_YOUR INSTRUCTIONS_: For the data that follows, give the number of lines in which "пользователям" appears. Add nothing to it.

_RECORD SET_:
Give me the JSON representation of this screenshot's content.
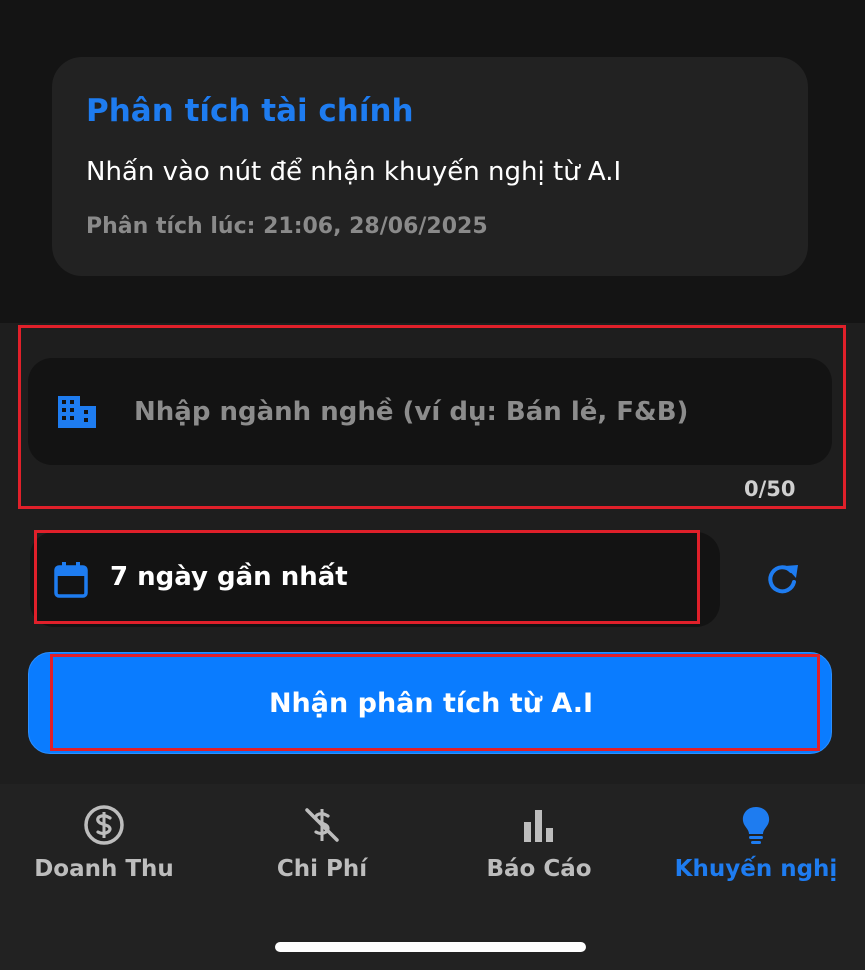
{
  "card": {
    "title": "Phân tích tài chính",
    "description": "Nhấn vào nút để nhận khuyến nghị từ A.I",
    "timestamp": "Phân tích lúc: 21:06, 28/06/2025"
  },
  "industry": {
    "placeholder": "Nhập ngành nghề (ví dụ: Bán lẻ, F&B)",
    "value": "",
    "char_count": "0/50",
    "icon": "building-icon"
  },
  "date_range": {
    "label": "7 ngày gần nhất",
    "icon": "calendar-icon"
  },
  "refresh": {
    "icon": "refresh-icon"
  },
  "analyze_button": {
    "label": "Nhận phân tích từ A.I"
  },
  "nav": {
    "items": [
      {
        "label": "Doanh Thu",
        "icon": "dollar-circle-icon",
        "active": false
      },
      {
        "label": "Chi Phí",
        "icon": "dollar-off-icon",
        "active": false
      },
      {
        "label": "Báo Cáo",
        "icon": "bar-chart-icon",
        "active": false
      },
      {
        "label": "Khuyến nghị",
        "icon": "lightbulb-icon",
        "active": true
      }
    ]
  },
  "colors": {
    "accent": "#1e7cf0",
    "button": "#0a7cff",
    "highlight": "#e0202a",
    "background": "#1e1e1e"
  }
}
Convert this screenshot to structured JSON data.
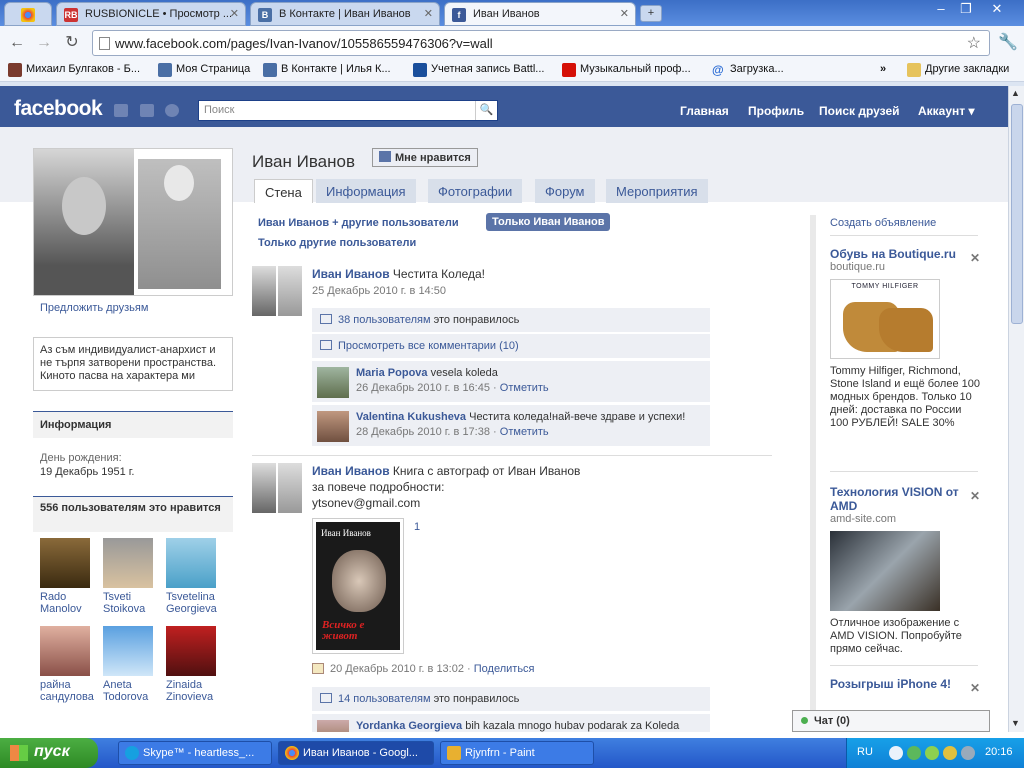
{
  "browser": {
    "tabs": [
      {
        "label": "",
        "icon": "chrome-icon"
      },
      {
        "label": "RUSBIONICLE • Просмотр ...",
        "icon": "rb-icon"
      },
      {
        "label": "В Контакте | Иван Иванов",
        "icon": "vk-icon"
      },
      {
        "label": "Иван Иванов",
        "icon": "facebook-icon"
      }
    ],
    "url": "www.facebook.com/pages/Ivan-Ivanov/105586559476306?v=wall",
    "bookmarks": [
      "Михаил Булгаков - Б...",
      "Моя Страница",
      "В Контакте | Илья К...",
      "Учетная запись Battl...",
      "Музыкальный проф...",
      "Загрузка...",
      "Другие закладки"
    ]
  },
  "fb": {
    "logo": "facebook",
    "search_placeholder": "Поиск",
    "nav": [
      "Главная",
      "Профиль",
      "Поиск друзей",
      "Аккаунт ▾"
    ]
  },
  "profile": {
    "name": "Иван Иванов",
    "like_button": "Мне нравится",
    "suggest_friends": "Предложить друзьям",
    "bio": "Аз съм индивидуалист-анархист и не търпя затворени пространства. Киното пасва на характера ми",
    "info_title": "Информация",
    "birthday_label": "День рождения:",
    "birthday": "19 Декабрь 1951 г.",
    "likes_title": "556 пользователям это нравится",
    "fans": [
      {
        "name": "Rado Manolov"
      },
      {
        "name": "Tsveti Stoikova"
      },
      {
        "name": "Tsvetelina Georgieva"
      },
      {
        "name": "райна сандулова"
      },
      {
        "name": "Aneta Todorova"
      },
      {
        "name": "Zinaida Zinovieva"
      }
    ]
  },
  "tabs": [
    "Стена",
    "Информация",
    "Фотографии",
    "Форум",
    "Мероприятия"
  ],
  "filters": {
    "all": "Иван Иванов + другие пользователи",
    "only": "Только Иван Иванов",
    "others": "Только другие пользователи"
  },
  "posts": [
    {
      "author": "Иван Иванов",
      "text": "Честита Коледа!",
      "time": "25 Декабрь 2010 г. в 14:50",
      "likes": "38 пользователям",
      "likes_suffix": "это понравилось",
      "view_comments": "Просмотреть все комментарии (10)",
      "comments": [
        {
          "author": "Maria Popova",
          "text": "vesela koleda",
          "time": "26 Декабрь 2010 г. в 16:45",
          "action": "Отметить"
        },
        {
          "author": "Valentina Kukusheva",
          "text": "Честита коледа!най-вече здраве и успехи!",
          "time": "28 Декабрь 2010 г. в 17:38",
          "action": "Отметить"
        }
      ]
    },
    {
      "author": "Иван Иванов",
      "text_line1": "Книга с автограф от Иван Иванов",
      "text_line2": "за повече подробности:",
      "text_line3": "ytsonev@gmail.com",
      "photo_count": "1",
      "book_author": "Иван Иванов",
      "book_title": "Всичко е живот",
      "time": "20 Декабрь 2010 г. в 13:02",
      "share": "Поделиться",
      "likes": "14 пользователям",
      "likes_suffix": "это понравилось",
      "comment_author": "Yordanka Georgieva",
      "comment_text": "bih kazala mnogo hubav podarak za Koleda"
    }
  ],
  "ads": {
    "create": "Создать объявление",
    "items": [
      {
        "title": "Обувь на Boutique.ru",
        "domain": "boutique.ru",
        "brand": "TOMMY HILFIGER",
        "desc": "Tommy Hilfiger, Richmond, Stone Island и ещё более 100 модных брендов. Только 10 дней: доставка по России 100 РУБЛЕЙ! SALE 30%"
      },
      {
        "title": "Технология VISION от AMD",
        "domain": "amd-site.com",
        "desc": "Отличное изображение с AMD VISION. Попробуйте прямо сейчас."
      },
      {
        "title": "Розыгрыш iPhone 4!",
        "domain": "",
        "desc": ""
      }
    ]
  },
  "chat": "Чат (0)",
  "taskbar": {
    "start": "пуск",
    "tasks": [
      "Skype™ - heartless_...",
      "Иван Иванов - Googl...",
      "Rjynfrn - Paint"
    ],
    "lang": "RU",
    "clock": "20:16"
  }
}
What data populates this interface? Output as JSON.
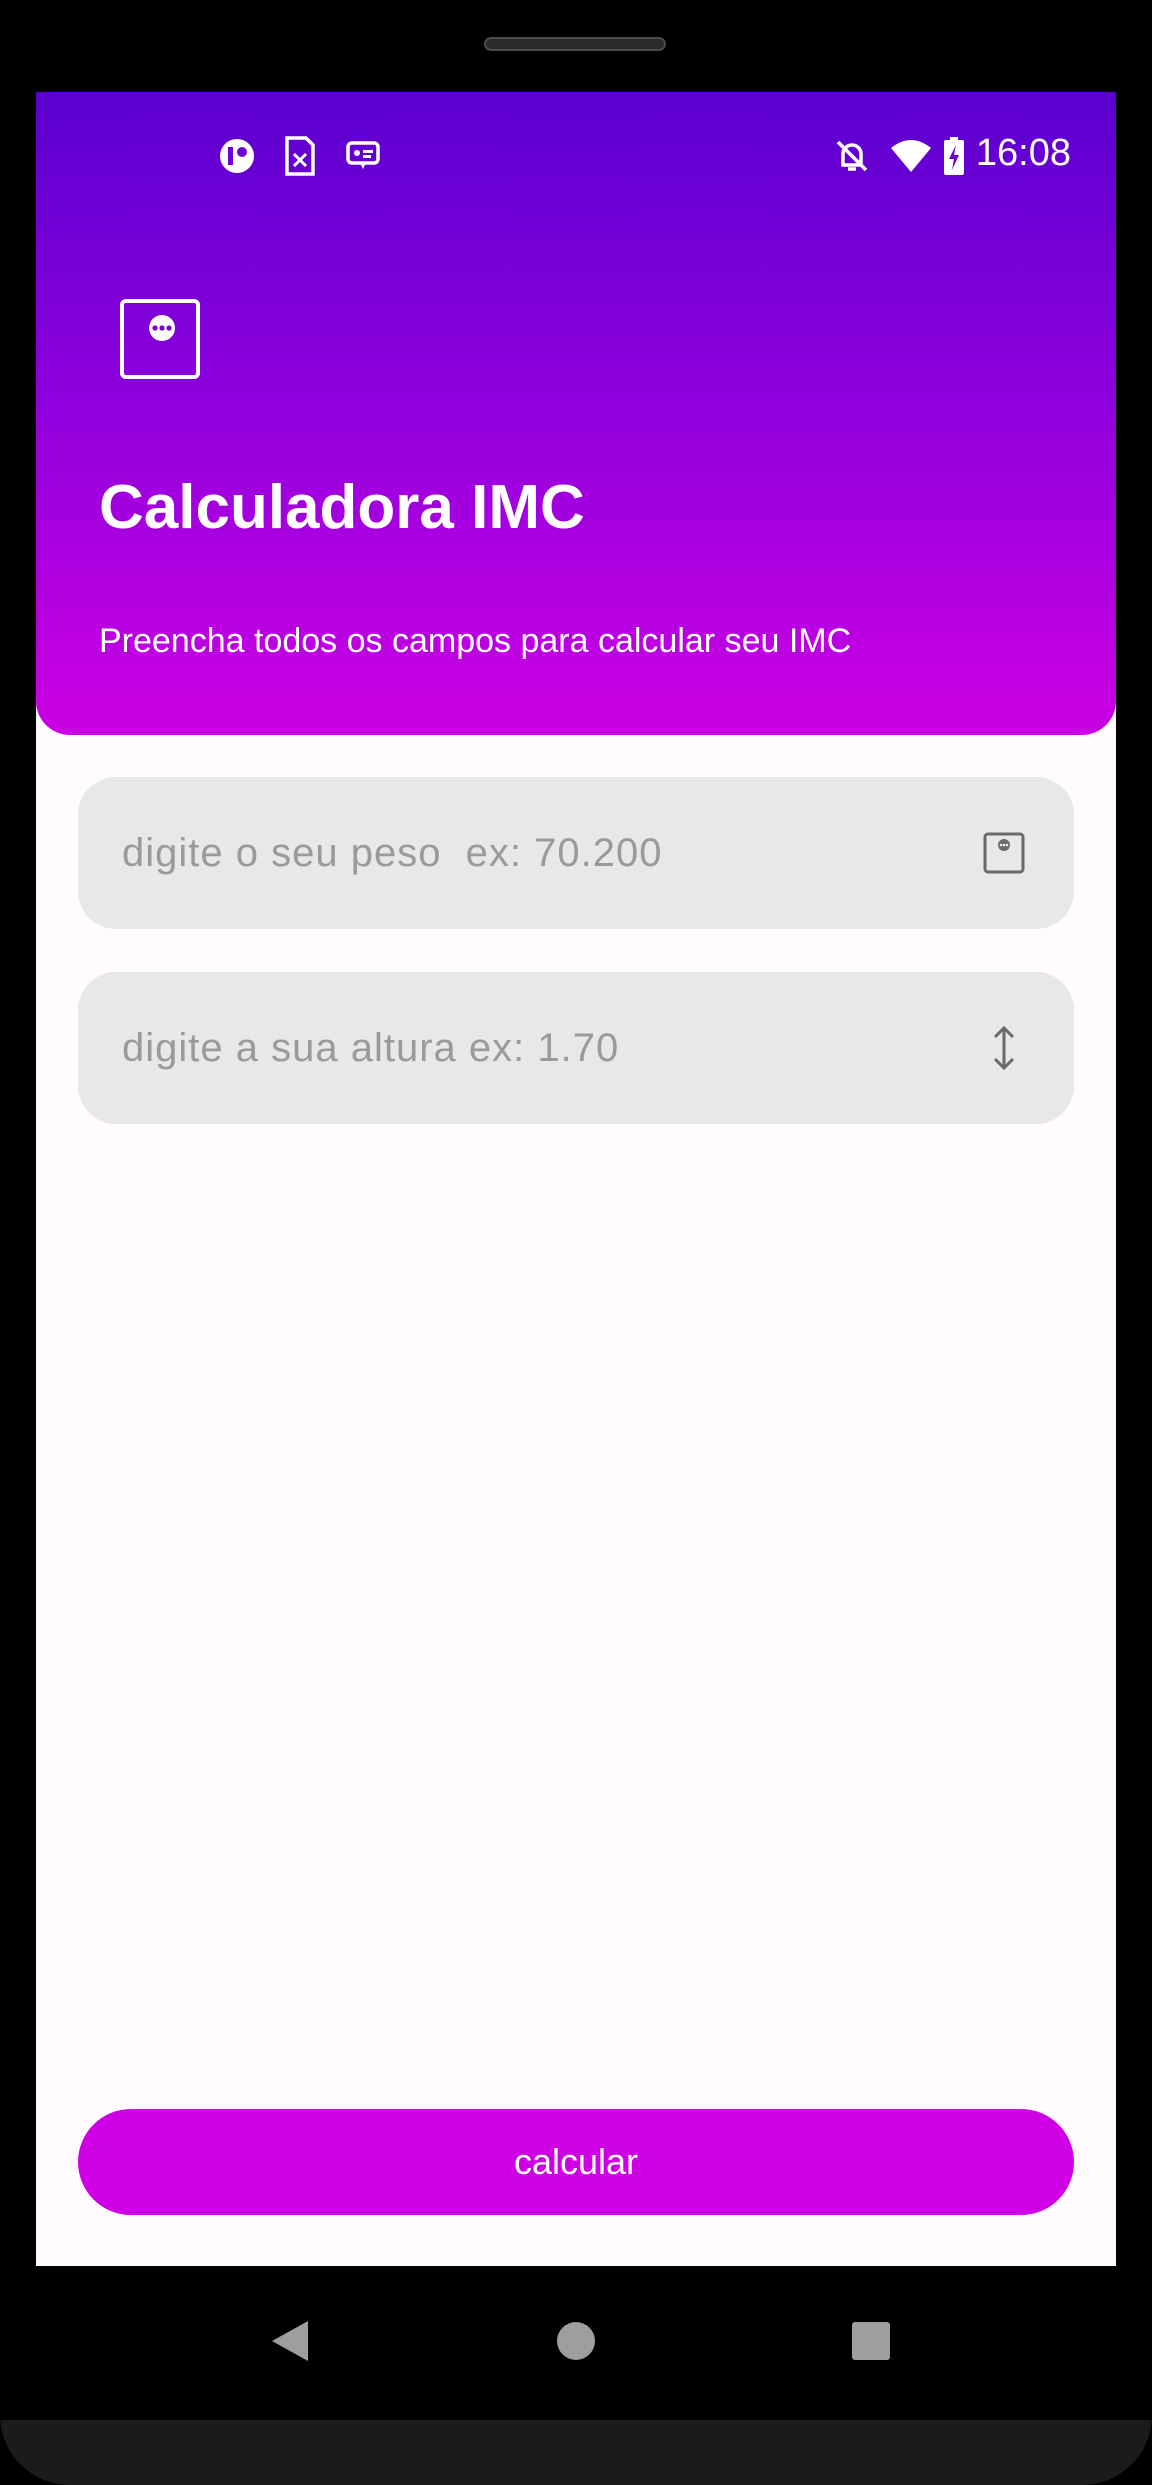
{
  "status_bar": {
    "time": "16:08",
    "left_icons": [
      "app-status-icon",
      "sim-card-icon",
      "message-icon"
    ],
    "right_icons": [
      "notifications-off-icon",
      "wifi-icon",
      "battery-charging-icon"
    ]
  },
  "header": {
    "app_icon": "scale-icon",
    "title": "Calculadora IMC",
    "subtitle": "Preencha todos os campos para calcular seu IMC",
    "gradient_top": "#5a00d0",
    "gradient_bottom": "#cc00e4"
  },
  "form": {
    "weight": {
      "value": "",
      "placeholder": "digite o seu peso  ex: 70.200",
      "icon": "scale-icon"
    },
    "height": {
      "value": "",
      "placeholder": "digite a sua altura ex: 1.70",
      "icon": "height-arrows-icon"
    }
  },
  "actions": {
    "calculate_label": "calcular",
    "button_color": "#d000e6"
  },
  "nav_bar": {
    "buttons": [
      "back-icon",
      "home-icon",
      "recents-icon"
    ]
  }
}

_TASK ANSWER_: 3